Chef Maurice Chang's Chinese father and Jamaican mother taught him to make magic when he was growing up in Manchester Parish, near Jamaica's southern coast. One of his signatures is an egg roll that's unlike any you find folded in wax paper. It starts with a thin yellow egg batter on a griddle, and as it firms, he lays down a slick of ground pork fortified with garlic and ginger. It's rolled, cooled, and sliced to reveal umami-packed disks adorned with pinwheel patterns. It comes on the choy fan ($10.50) — which is filled out with roast chicken, char sui (Chinese barbecued pork), and white or fried rice — as well as on the tousle of yellow egg noodles, protein, and bok choy called sui mein ($11.50). Next time you think about take-out, think again.

Photo courtesy of Alter

It's not hyperbole to say Alter has changed Miami's culinary game forever. When Brad Kilgore opened his Wynwood restaurant, naysayers said it might not last. Sure, the food was impeccable. Kilgore impressed guests with his intricate dishes that combined molecular gastronomy, traditional culinary techniques, and an artistic worldview. But there was more. The food was not only delicious but also lovely. Dishes such as soft egg white sea scallop espuma and caviar ($20) might sound twee, but one taste will leave you groaning in delight. The restaurant offers tasting menus starting at $75. It's no wonder Kilgore has won dozens of accolades, including being named one of Food & Wine's best new chefs of 2016. Alter is open from 7 to 11 p.m. Tuesday through Sunday, and bar hours are 5 p.m. to midnight those days.

Best Restaurant in the Design District/Midtown

St. Roch Market

Courtesy of St. Roch Market

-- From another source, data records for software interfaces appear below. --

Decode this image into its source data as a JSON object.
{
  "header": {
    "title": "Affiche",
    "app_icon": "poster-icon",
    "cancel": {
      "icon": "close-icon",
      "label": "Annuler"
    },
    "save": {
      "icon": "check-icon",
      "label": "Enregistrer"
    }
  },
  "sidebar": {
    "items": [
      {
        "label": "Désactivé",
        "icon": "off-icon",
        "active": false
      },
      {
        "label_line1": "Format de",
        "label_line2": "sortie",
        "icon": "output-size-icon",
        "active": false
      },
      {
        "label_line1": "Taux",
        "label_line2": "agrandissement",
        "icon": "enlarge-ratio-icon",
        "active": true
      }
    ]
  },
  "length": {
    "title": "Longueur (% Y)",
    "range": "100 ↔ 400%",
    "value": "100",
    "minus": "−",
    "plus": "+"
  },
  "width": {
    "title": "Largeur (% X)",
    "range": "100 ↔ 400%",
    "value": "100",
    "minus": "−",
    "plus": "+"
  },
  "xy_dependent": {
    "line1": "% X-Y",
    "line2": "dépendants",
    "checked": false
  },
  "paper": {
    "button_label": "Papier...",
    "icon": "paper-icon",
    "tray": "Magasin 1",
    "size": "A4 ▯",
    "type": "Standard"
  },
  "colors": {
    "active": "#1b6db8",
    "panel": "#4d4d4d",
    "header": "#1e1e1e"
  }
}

On a cool Friday evening, stylishly dressed crowds scurry up an escalator toward the recently opened St. Roch Market. The 10,000-square-foot food hall holds 12 distinct food and drink concepts. You can sample house-made Italian ravioli, wolf down a bowl of spicy ceviche, and slurp a few oysters on the half-shell. The idea is based on the successful flagship of the same name in New Orleans. Start with a drink before dinner at the Mayhaw, which serves tiki cocktails made with fresh juices and mixers. Then try gnocchi-like spinach dumplings called gnudi toscani at Dal Plin ($15) or 25-hour-brined fried chicken served on a cheddar-chive waffle at Coop ($18). Finish with a slate of vegan desserts such as sprinkle doughnut holes and frozen matcha at Chef Chloe and the Vegan Cafe ($2 to $6.50). The market is open from 8 a.m. to 10 p.m. weekdays and 8 a.m. to 11 p.m. on weekends.

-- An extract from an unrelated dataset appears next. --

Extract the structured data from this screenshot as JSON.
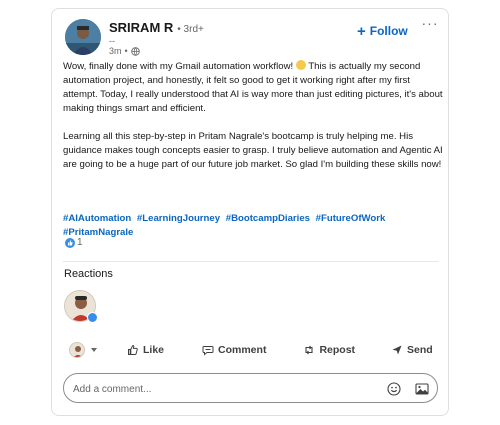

In an idyllic setting overlooking the bay and Peacock Park, you can find celebrated chef Giorgio Rapicavoli's creativity throughout a menu that changes constantly. Sometimes his dishes are inspired by a single color. Other times they're stoner-friendly dishes such as carbonara fries. Sometimes he'll toy with an unusual ingredient like bison and follow it with instant classics such as homemade semolina pasta tossed in a green-pea pesto with pistachios and lemony breadcrumbs. Call it ingenious, call it Rapicavoli growing up, but whatever you do, be sure to call in your reservation.

Photo by Michael Pissari

As gastronomy has become cultural currency, France's lauded cuisine has been forced to share the stage with the other great cultures of the world. La Petite Maison, a French concept in the stable of restaurateur and Zuma founder Arjun Waney, shows why we shouldn't forget the primacy of les Français. The bayside spot exudes the vibe of an art gallery in Le Marais, a seaside beach shack near Nice, and a grand extravagant dining room in Paris. Here, you'll find fresh and light French-Mediterranean and Niçoise-inspired cuisine. The carpaccio de coquilles St. Jacques ($25) features raw scallops expertly sliced into impossibly thin coins with a scattering of toasted almonds and dried cranberry flecks that add delicate licks of salt and sweetness to each bite. A thick, bone-in section of turbot ($44.50) is prepared with artichoke, chorizo, white wine, and fragrant olive oil. The combination of chorizo and the fish's soft, buttery flesh makes you forget — at least for a moment — the staggering price. No regrets.

Best Of Miami®

Best Of Miami®